Today’s blog has not been written by either PK or Tealey but by a guest blogger, Wayne Clelland.
Wayne is a work colleague of PK and Tealey. Wayne has been involved in the financial advice industry for too many years to mention (over 20)! Prior to working in the financial advice industry, Wayne worked for a number of years as a nurse and a nurse educator so has a wonderful wealth of knowledge and experience. Spending most of early life in regional Australia, Wayne brings a dry wit and candor to Realise Your Dream.
Please enjoy our first guest blog post…
This article has a G rating – for geriatrics. This means if you have never eaten or heard of Sago or Tapioca then you are too young to be reading this.
I quietly entered my sixth decade a few years ago and surprisingly it was easier than I thought. As part of the aging process, one tends to reflect on life’s events and experiences. Well, I call it reflecting but my wife says I’m ‘Nanna napping’. Sixty years seems like a long time but it really is short in the big scheme of things and there’s a lot of reflecting to be done. Last Sunday my lovely wife said to me,
‘What are you going to do today?’
‘Nothing,’ I replied.
‘But you did that yesterday,’ she added.
‘I know,’ I said, ‘But I haven’t finished yet’.
Good creative reflection is not to be rushed.
Which leads me to the title; ‘Sago and Tapioca’. So much has changed in terms of the food we eat, advances in medical science, treatment of illnesses and disease and in our lifestyle in general. As a child we had dessert most nights. Sago with tinned peaches, rice and milk, jam roly poly pudding and banana custard. The latter was referred to by my grandfather as ‘the lazy woman’s dessert’. Incidentally, he would have been 118 years of age if he was alive today. I don’t know why people do that; William Shakespeare would have been 450 years old if he was still alive, so what?
So back to the desserts. Gone are sago and tapioca. We now swoon to crème brulee, tiramisu and tarte tartin, and the ‘lazy woman’s dessert‘ has been replaced with a banoffee pie. Ice cream is no longer a luxury and chicken is readily available every day of the week.

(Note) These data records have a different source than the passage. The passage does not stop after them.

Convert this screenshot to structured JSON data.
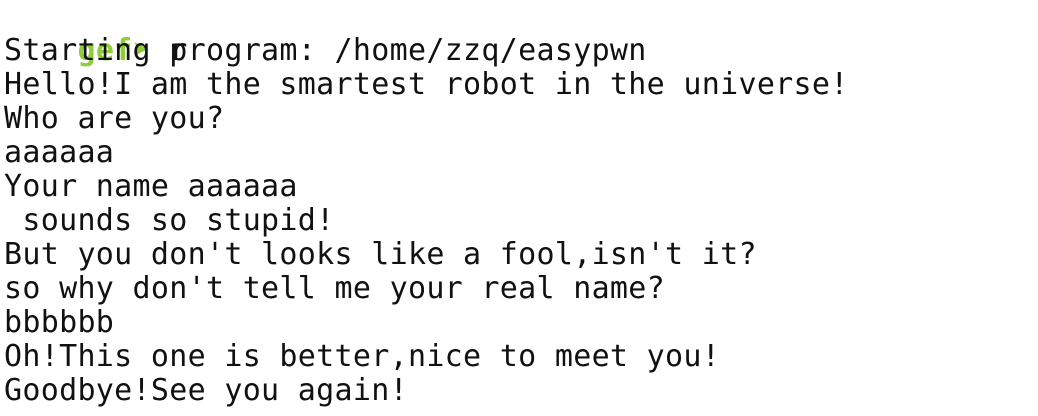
{
  "prompt": {
    "label": "gef",
    "arrow": "➤",
    "command": " r"
  },
  "output_lines": [
    "Starting program: /home/zzq/easypwn",
    "Hello!I am the smartest robot in the universe!",
    "Who are you?",
    "aaaaaa",
    "Your name aaaaaa",
    " sounds so stupid!",
    "But you don't looks like a fool,isn't it?",
    "so why don't tell me your real name?",
    "bbbbbb",
    "Oh!This one is better,nice to meet you!",
    "Goodbye!See you again!"
  ],
  "colors": {
    "prompt": "#8fce3a",
    "text": "#111111",
    "background": "#ffffff"
  }
}
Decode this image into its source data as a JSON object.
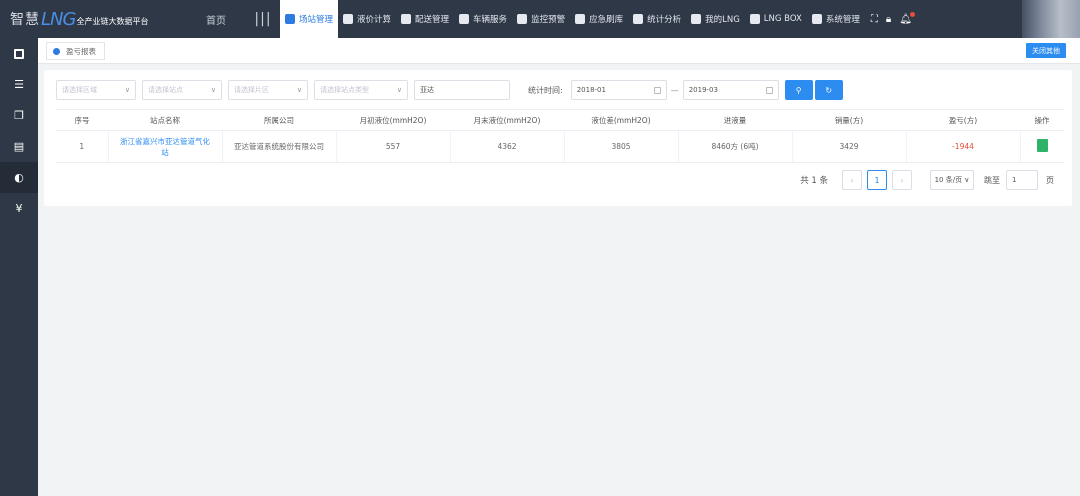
{
  "brand": {
    "cn": "智慧",
    "en": "LNG",
    "subtitle": "全产业链大数据平台"
  },
  "header": {
    "home_label": "首页",
    "nav": [
      {
        "label": "场站管理",
        "active": true
      },
      {
        "label": "液价计算",
        "active": false
      },
      {
        "label": "配送管理",
        "active": false
      },
      {
        "label": "车辆服务",
        "active": false
      },
      {
        "label": "监控预警",
        "active": false
      },
      {
        "label": "应急刷库",
        "active": false
      },
      {
        "label": "统计分析",
        "active": false
      },
      {
        "label": "我的LNG",
        "active": false
      },
      {
        "label": "LNG BOX",
        "active": false
      },
      {
        "label": "系统管理",
        "active": false
      }
    ]
  },
  "tabs": {
    "current": "盈亏报表",
    "close_others": "关闭其他"
  },
  "filters": {
    "select1": "请选择区域",
    "select2": "请选择站点",
    "select3": "请选择片区",
    "select4": "请选择站点类型",
    "keyword": "亚达",
    "stat_label": "统计时间:",
    "date_from": "2018-01",
    "date_to": "2019-03",
    "date_sep": "—"
  },
  "table": {
    "headers": [
      "序号",
      "站点名称",
      "所属公司",
      "月初液位(mmH2O)",
      "月末液位(mmH2O)",
      "液位差(mmH2O)",
      "进液量",
      "销量(方)",
      "盈亏(方)",
      "操作"
    ],
    "rows": [
      {
        "index": "1",
        "station": "浙江省嘉兴市亚达管道气化站",
        "company": "亚达管道系统股份有限公司",
        "start_level": "557",
        "end_level": "4362",
        "level_diff": "3805",
        "intake": "8460方 (6吨)",
        "sales": "3429",
        "profit": "-1944"
      }
    ]
  },
  "pagination": {
    "total": "共 1 条",
    "prev": "‹",
    "current_page": "1",
    "next": "›",
    "page_size": "10 条/页 ∨",
    "jump_label": "跳至",
    "jump_value": "1",
    "page_suffix": "页"
  }
}
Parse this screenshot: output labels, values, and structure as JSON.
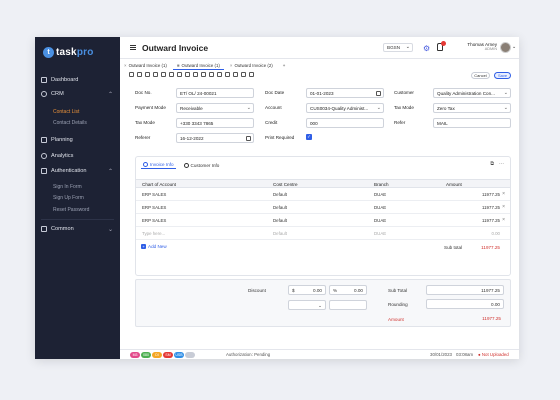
{
  "brand": {
    "logo_letter": "t",
    "name_a": "task",
    "name_b": "pro",
    "accent": "#4a90e2"
  },
  "sidebar": {
    "items": [
      {
        "label": "Dashboard",
        "icon": "grid-icon"
      },
      {
        "label": "CRM",
        "icon": "user-icon"
      },
      {
        "label": "Planning",
        "icon": "calendar-icon"
      },
      {
        "label": "Analytics",
        "icon": "chart-icon"
      },
      {
        "label": "Authentication",
        "icon": "lock-icon"
      },
      {
        "label": "Common",
        "icon": "stack-icon"
      }
    ],
    "crm_sub": [
      "Contact List",
      "Contact Details"
    ],
    "auth_sub": [
      "Sign In Form",
      "Sign Up Form",
      "Reset Password"
    ]
  },
  "header": {
    "title": "Outward Invoice",
    "language": "BGSN",
    "user_name": "Thomas Arney",
    "user_role": "ADMIN"
  },
  "tabs": [
    "Outward Invoice (1)",
    "Outward Invoice (1)",
    "Outward Invoice (2)",
    "+"
  ],
  "actions": {
    "cancel": "Cancel",
    "save": "Save"
  },
  "form": {
    "doc_no_label": "Doc No.",
    "doc_no": "ET/ OL/ 24-00021",
    "doc_date_label": "Doc Date",
    "doc_date": "01-01-2023",
    "customer_label": "Customer",
    "customer": "Quality Administration Con...",
    "payment_mode_label": "Payment Mode",
    "payment_mode": "Receivable",
    "account_label": "Account",
    "account": "CUS0034-Quality Administ...",
    "tax_mode_label": "Tax Mode",
    "tax_mode": "Zero Tax",
    "tax_mode2_label": "Tax Mode",
    "tax_mode2": "+330 3343 7865",
    "credit_label": "Credit",
    "credit": "000",
    "refer_label": "Refer",
    "refer": "MAIL",
    "referer_label": "Referer",
    "referer": "16-12-2022",
    "print_label": "Print Required",
    "print_checked": true
  },
  "card": {
    "tab1": "Invoice Info",
    "tab2": "Customer Info",
    "columns": [
      "Chart of Account",
      "Cost Centre",
      "Branch",
      "Amount"
    ],
    "rows": [
      {
        "account": "ERP SALES",
        "centre": "Default",
        "branch": "DUAE",
        "amount": "11977.25"
      },
      {
        "account": "ERP SALES",
        "centre": "Default",
        "branch": "DUAE",
        "amount": "11977.25"
      },
      {
        "account": "ERP SALES",
        "centre": "Default",
        "branch": "DUAE",
        "amount": "11977.25"
      }
    ],
    "placeholder": {
      "account": "Type here...",
      "centre": "Default",
      "branch": "DUAE",
      "amount": "0.00"
    },
    "add_new": "Add New",
    "sub_total_label": "Sub total",
    "sub_total": "11977.25"
  },
  "totals": {
    "discount_label": "Discount",
    "currency": "$",
    "discount": "0.00",
    "percent": "%",
    "percent_value": "0.00",
    "subtotal_label": "Sub Total",
    "subtotal": "11977.25",
    "rounding_label": "Rounding",
    "rounding": "0.00",
    "amount_label": "Amount",
    "amount": "11977.25"
  },
  "status": {
    "pills": [
      {
        "t": "M3",
        "c": "#e24a8a"
      },
      {
        "t": "080",
        "c": "#4caf50"
      },
      {
        "t": "DI",
        "c": "#f5a623"
      },
      {
        "t": "SM",
        "c": "#e53935"
      },
      {
        "t": "USB",
        "c": "#2f8ee6"
      },
      {
        "t": "",
        "c": "#c8ccd6"
      }
    ],
    "mode": "Authorization: Pending",
    "date": "30/01/2023",
    "time": "03:08am",
    "unsaved": "● Not Uploaded"
  },
  "colors": {
    "primary": "#2f5ee6",
    "danger": "#d0312d",
    "sidebar": "#1d2234",
    "active_sub": "#e8913a"
  }
}
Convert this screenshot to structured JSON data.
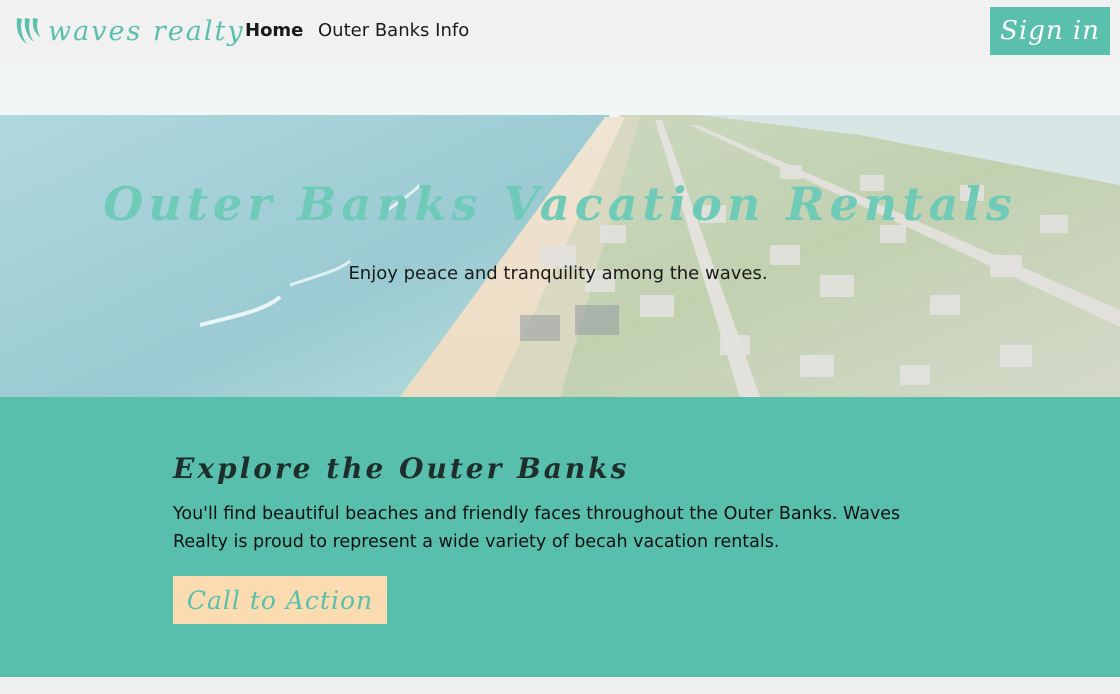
{
  "brand": {
    "name": "waves realty",
    "logo_icon": "waves-icon",
    "accent": "#5bbfad"
  },
  "nav": {
    "items": [
      {
        "label": "Home"
      },
      {
        "label": "Outer Banks Info"
      }
    ],
    "signin_label": "Sign in"
  },
  "hero": {
    "title": "Outer Banks Vacation Rentals",
    "subtitle": "Enjoy peace and tranquility among the waves."
  },
  "explore": {
    "title": "Explore the Outer Banks",
    "body": "You'll find beautiful beaches and friendly faces throughout the Outer Banks. Waves Realty is proud to represent a wide variety of becah vacation rentals.",
    "cta_label": "Call to Action",
    "background": "#59bfad",
    "cta_background": "#fbdcb0"
  }
}
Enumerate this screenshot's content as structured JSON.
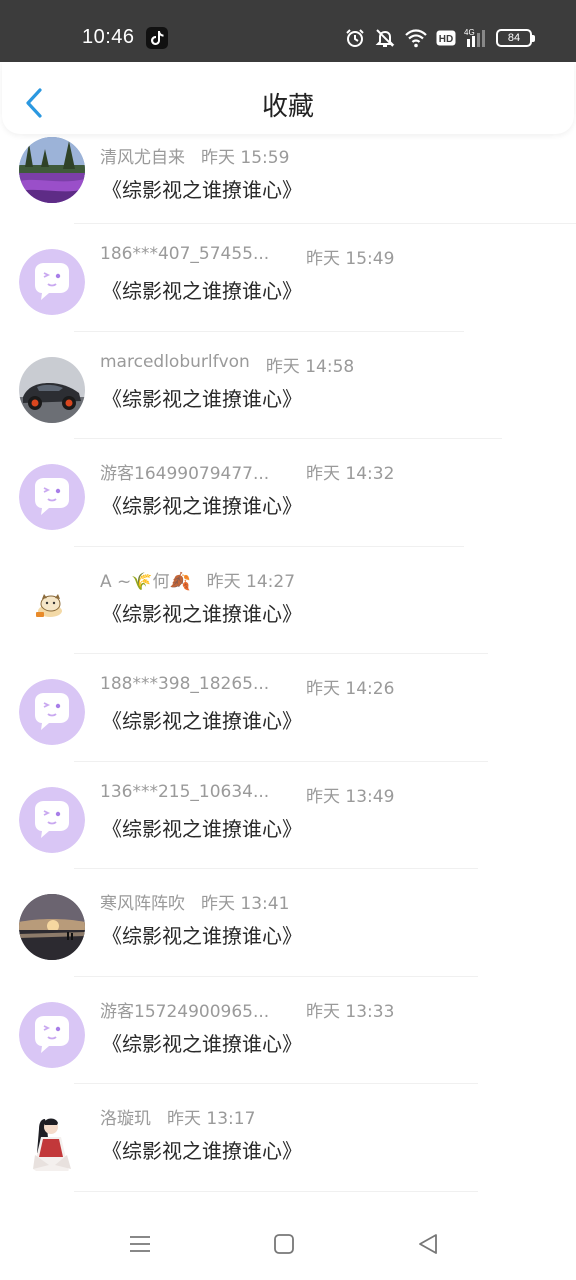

As a kid growing up in regional Rockhampton, having roast chicken on a Sunday was a luxury. The process involved my grandfather catching one of his home grown chickens, humanely separating the thinking end from the business end, dunking the bird in hot water and then plucking its feathers. During the cleaning process he would invariably find one or two egg yolks, which were collected in a bowl and given to my grandmother to use in baking cakes.
As an adult with a wife and two small children living in the country, I thought I would try to emulate those early childhood memories and be somewhat self-sufficient. For six months I practiced chopping the heads off rubber chickens so that I could perfect the technique. The police came one day and told me to stop it because I was scaring the children in the child care centre next door.
So apart from desserts, what other notable things have changed in the last 60 years? Oddly enough, one which springs to mind is the introduction of an insurance policy known as Trauma Cover or Critical Illness.
In 1980/1981 in South Africa, Marius Barnard, brother of world famous cardiac transplant surgeon Doctor Christiaan Barnard had developed, and was promoting trauma insurance. This insurance provides a lump sum payment for people who have suffered a heart attack or other serious medical conditions and need time to rehabilitate.
Oddly enough, at the same time my Dad was having a heart attack (cardiac arrest) in Brisbane. I don’t think he did it deliberately, I think it was probably a coincidence. He was 45 years of age, technically dead on two occasions, but went on to live until he was 75. With no insurance in place, and Dad unable to work for many months, the family budget was reduced to one wage, my Mum’s. To help make ends meet she took in ironing at night and on weekends as well as working her usual 5 ½ days a week.
That taught me a lot, and I have had trauma insurance in place for nearly 30 years. Ironically enough, the race is now on between me and the insurance company. They’re betting that I’m not going to have a heart attack before the policy expires at age 75 so they don’t have to pay, and I’m betting that I will. You know, I hope the insurance company wins this one.
In the next article we’ll look at our how our attitudes to health have changed and we’ll find out the difference between ‘ divers’ and ‘divers’, why having a Bex and a good lie down was not such a great idea and why people who have Alektorophobia don’t tell jokes about chickens.